“However, as history has shown, trying to guess when the Fed will raise interest rates is not always the most productive exercise,” added Couto. “Regardless of whether and when we’ll see an increase in interest rates, it is important for advisors to use the opportunity to educate their clients on the role of fixed income in a diversified portfolio.”
Despite increasing focus on a potential rate hike, advisors should help clients prepare for an environment in which interest rates may stay low for a long period of time, especially if economic growth slows or inflation pressures remain muted. In this scenario, advisors may need to help clients navigate a low-yield environment.
Role of Fixed Income in a Diversified Portfolio
Advisors play a critical role in helping clients stay focused on long-term goals, regardless of the potential and pace of interest rate hikes. Many investors hold a traditional view of fixed income: when interest rates rise, bond prices fall. As more eyes turn to the Fed, advisors can support their clients by helping them consider not only interest rate risk, but also credit risk, and they can educate investors on the impact potential rising rates may have on the total return for bond funds. Advisors can help clients answer the following questions as they review their fixed income allocations:

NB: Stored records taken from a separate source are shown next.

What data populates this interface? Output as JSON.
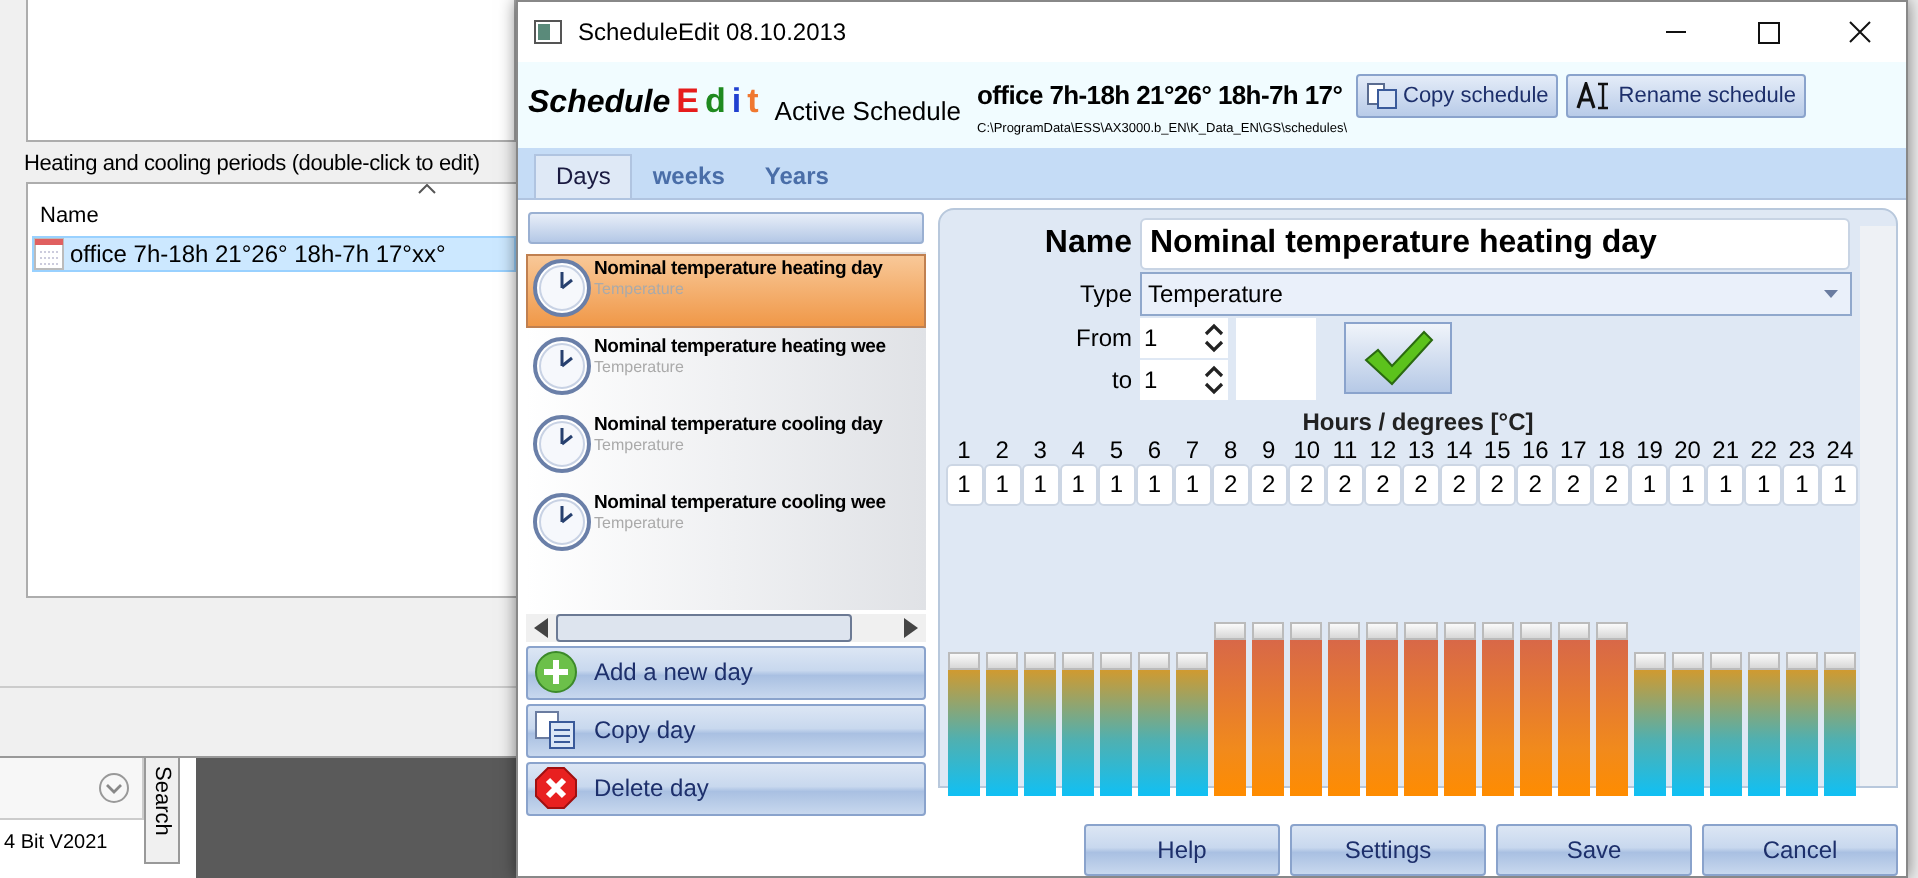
{
  "background_window": {
    "section_label": "Heating and cooling periods (double-click to edit)",
    "list": {
      "column": "Name",
      "rows": [
        {
          "name": "office 7h-18h 21°26° 18h-7h 17°xx°",
          "selected": true
        }
      ]
    }
  },
  "other_app": {
    "side_tab": "Search",
    "status_text": "4 Bit V2021"
  },
  "window": {
    "title": "ScheduleEdit 08.10.2013",
    "logo": {
      "word": "Schedule",
      "letters": [
        {
          "char": "E",
          "color": "#e61c1c"
        },
        {
          "char": "d",
          "color": "#1f8a1f"
        },
        {
          "char": "i",
          "color": "#2040d0"
        },
        {
          "char": "t",
          "color": "#f07830"
        }
      ]
    },
    "active_label": "Active Schedule",
    "active_name": "office 7h-18h 21°26° 18h-7h 17°",
    "path": "C:\\ProgramData\\ESS\\AX3000.b_EN\\K_Data_EN\\GS\\schedules\\",
    "header_buttons": [
      {
        "label": "Copy schedule",
        "kind": "copy"
      },
      {
        "label": "Rename schedule",
        "kind": "rename"
      }
    ]
  },
  "tabs": [
    {
      "label": "Days",
      "selected": true
    },
    {
      "label": "weeks",
      "selected": false
    },
    {
      "label": "Years",
      "selected": false
    }
  ],
  "days": [
    {
      "name": "Nominal temperature heating day",
      "type": "Temperature",
      "selected": true
    },
    {
      "name": "Nominal temperature heating wee",
      "type": "Temperature",
      "selected": false
    },
    {
      "name": "Nominal temperature cooling day",
      "type": "Temperature",
      "selected": false
    },
    {
      "name": "Nominal temperature cooling wee",
      "type": "Temperature",
      "selected": false
    }
  ],
  "day_actions": [
    {
      "label": "Add a new day",
      "kind": "add"
    },
    {
      "label": "Copy day",
      "kind": "copy"
    },
    {
      "label": "Delete day",
      "kind": "delete"
    }
  ],
  "editor": {
    "name_label": "Name",
    "name_value": "Nominal temperature heating day",
    "type_label": "Type",
    "type_value": "Temperature",
    "from_label": "From",
    "from_value": "1",
    "to_label": "to",
    "to_value": "1",
    "hours_title": "Hours / degrees [°C]",
    "hours": [
      {
        "hour": "1",
        "value": "1",
        "level": 0.44,
        "kind": "low"
      },
      {
        "hour": "2",
        "value": "1",
        "level": 0.44,
        "kind": "low"
      },
      {
        "hour": "3",
        "value": "1",
        "level": 0.44,
        "kind": "low"
      },
      {
        "hour": "4",
        "value": "1",
        "level": 0.44,
        "kind": "low"
      },
      {
        "hour": "5",
        "value": "1",
        "level": 0.44,
        "kind": "low"
      },
      {
        "hour": "6",
        "value": "1",
        "level": 0.44,
        "kind": "low"
      },
      {
        "hour": "7",
        "value": "1",
        "level": 0.44,
        "kind": "low"
      },
      {
        "hour": "8",
        "value": "2",
        "level": 0.54,
        "kind": "high"
      },
      {
        "hour": "9",
        "value": "2",
        "level": 0.54,
        "kind": "high"
      },
      {
        "hour": "10",
        "value": "2",
        "level": 0.54,
        "kind": "high"
      },
      {
        "hour": "11",
        "value": "2",
        "level": 0.54,
        "kind": "high"
      },
      {
        "hour": "12",
        "value": "2",
        "level": 0.54,
        "kind": "high"
      },
      {
        "hour": "13",
        "value": "2",
        "level": 0.54,
        "kind": "high"
      },
      {
        "hour": "14",
        "value": "2",
        "level": 0.54,
        "kind": "high"
      },
      {
        "hour": "15",
        "value": "2",
        "level": 0.54,
        "kind": "high"
      },
      {
        "hour": "16",
        "value": "2",
        "level": 0.54,
        "kind": "high"
      },
      {
        "hour": "17",
        "value": "2",
        "level": 0.54,
        "kind": "high"
      },
      {
        "hour": "18",
        "value": "2",
        "level": 0.54,
        "kind": "high"
      },
      {
        "hour": "19",
        "value": "1",
        "level": 0.44,
        "kind": "low"
      },
      {
        "hour": "20",
        "value": "1",
        "level": 0.44,
        "kind": "low"
      },
      {
        "hour": "21",
        "value": "1",
        "level": 0.44,
        "kind": "low"
      },
      {
        "hour": "22",
        "value": "1",
        "level": 0.44,
        "kind": "low"
      },
      {
        "hour": "23",
        "value": "1",
        "level": 0.44,
        "kind": "low"
      },
      {
        "hour": "24",
        "value": "1",
        "level": 0.44,
        "kind": "low"
      }
    ]
  },
  "footer_buttons": [
    "Help",
    "Settings",
    "Save",
    "Cancel"
  ]
}
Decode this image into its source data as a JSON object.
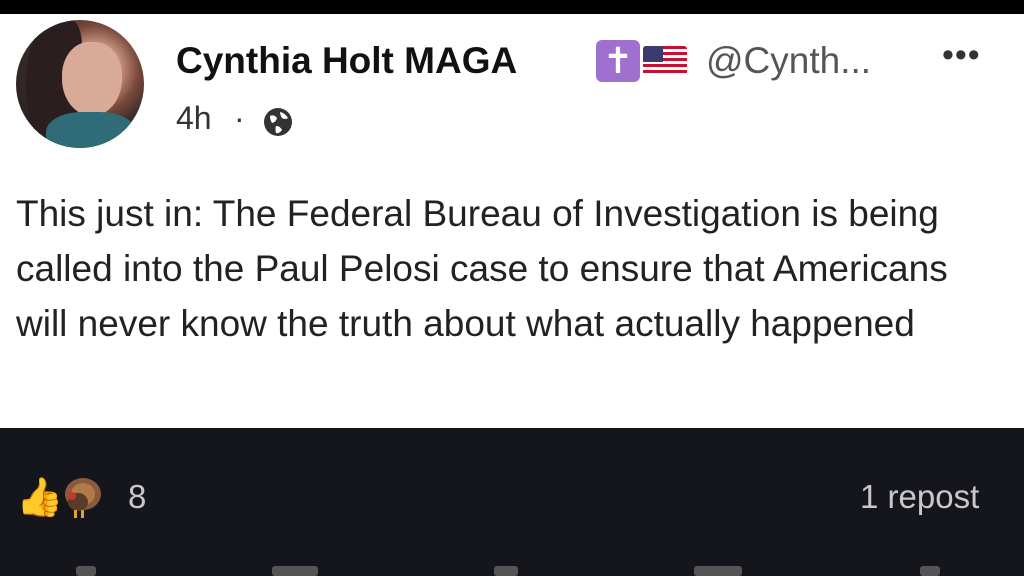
{
  "post": {
    "author_name": "Cynthia Holt MAGA",
    "handle": "@Cynth...",
    "badges": [
      "cross-icon",
      "us-flag-icon"
    ],
    "time": "4h",
    "separator": "·",
    "visibility_icon": "globe-icon",
    "text": "This just in: The Federal Bureau of Investigation is being called into the Paul Pelosi case to ensure that Americans will never know the truth about what actually happened",
    "more_icon": "more-options-icon"
  },
  "engagement": {
    "reaction_icons": [
      "thumbs-up-icon",
      "turkey-icon"
    ],
    "reaction_count": "8",
    "reposts": "1 repost"
  },
  "colors": {
    "badge_purple": "#a070d0",
    "footer_bg": "#14161b"
  }
}
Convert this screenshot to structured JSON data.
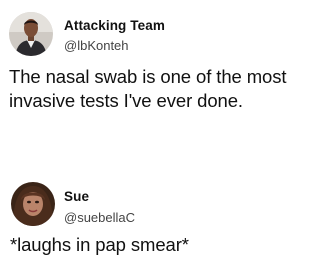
{
  "tweets": [
    {
      "name": "Attacking Team",
      "handle": "@lbKonteh",
      "text": "The nasal swab is one of the most invasive tests I've ever done."
    },
    {
      "name": "Sue",
      "handle": "@suebellaC",
      "text": "*laughs in pap smear*"
    }
  ]
}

1. How can I reduce interest rate sensitivity? – Seeking income, many investors have turned to longer-term bonds. However, longer-term bonds have typically shown greater sensitivity to rising interest rates. Shorter-term bonds generally hold their value better as rates rise, but advisors should also keep an eye on yields and the potential for a “low for long” interest rate environment.
2. How can fixed income strategies help reduce volatility? – Advisors should remind clients that bonds play a role in providing income and offsetting equity volatility. Historically, high-quality bonds have performed well when stocks have declined, and they have typically provided steady income.
3. What are some ways to increase income potential? – For clients who can tolerate more risk, advisors should help them explore non-core-income options. These may offer higher income potential and diversification benefits such as lower sensitivity to rising rates. Some non-core-income assets include high-yield bonds that can be less sensitive than investment-grade bonds, leveraged loans that can move with rates, emerging-market debt, and real estate securities which generally offer low correlation to investment-grade bonds.
4. Can fixed income help generate tax-efficient income? – Municipal bond funds may play a role in generating tax-efficient federal income. They may add total return and attractive diversification benefits due to their low correlation to stocks and other fixed income investments.
Other Findings this Quarter
While regulatory and political developments and interest rates took the No. 1 and No. 4 spots respectively, there were other top-of-mind themes for advisors in Q3 2016:
Resources for Advisors
In light of the DOL rule on investment advice, Fidelity Institutional Asset Management’s relationship managers and specialists are working closely with advisors to help them understand the implications on their business, as well as make decisions in their clients’ best interests. To address their top concerns, Fidelity also offers advisors original insights to support client discussions. The resources cover topics such capturing opportunities created by the DOL rule and fixed income strategies in a potential rising rate environment. To access these insights, visit: institutional.fidelity.com/investmentpulse (for financial advisors only). Resources include:
The Fidelity Advisor Investment Pulse is a survey that captures the investment topics on the minds of around 250 advisors in order to identify common concerns and deliver resources to help them navigate changing market conditions. Fidelity has been tracking advisor sentiment about investing concerns and opportunities since April 2012. This proprietary research enables Fidelity to provide advisors with timely perspectives from their peers, and offer tools to take advantage of the investment opportunities that exist today.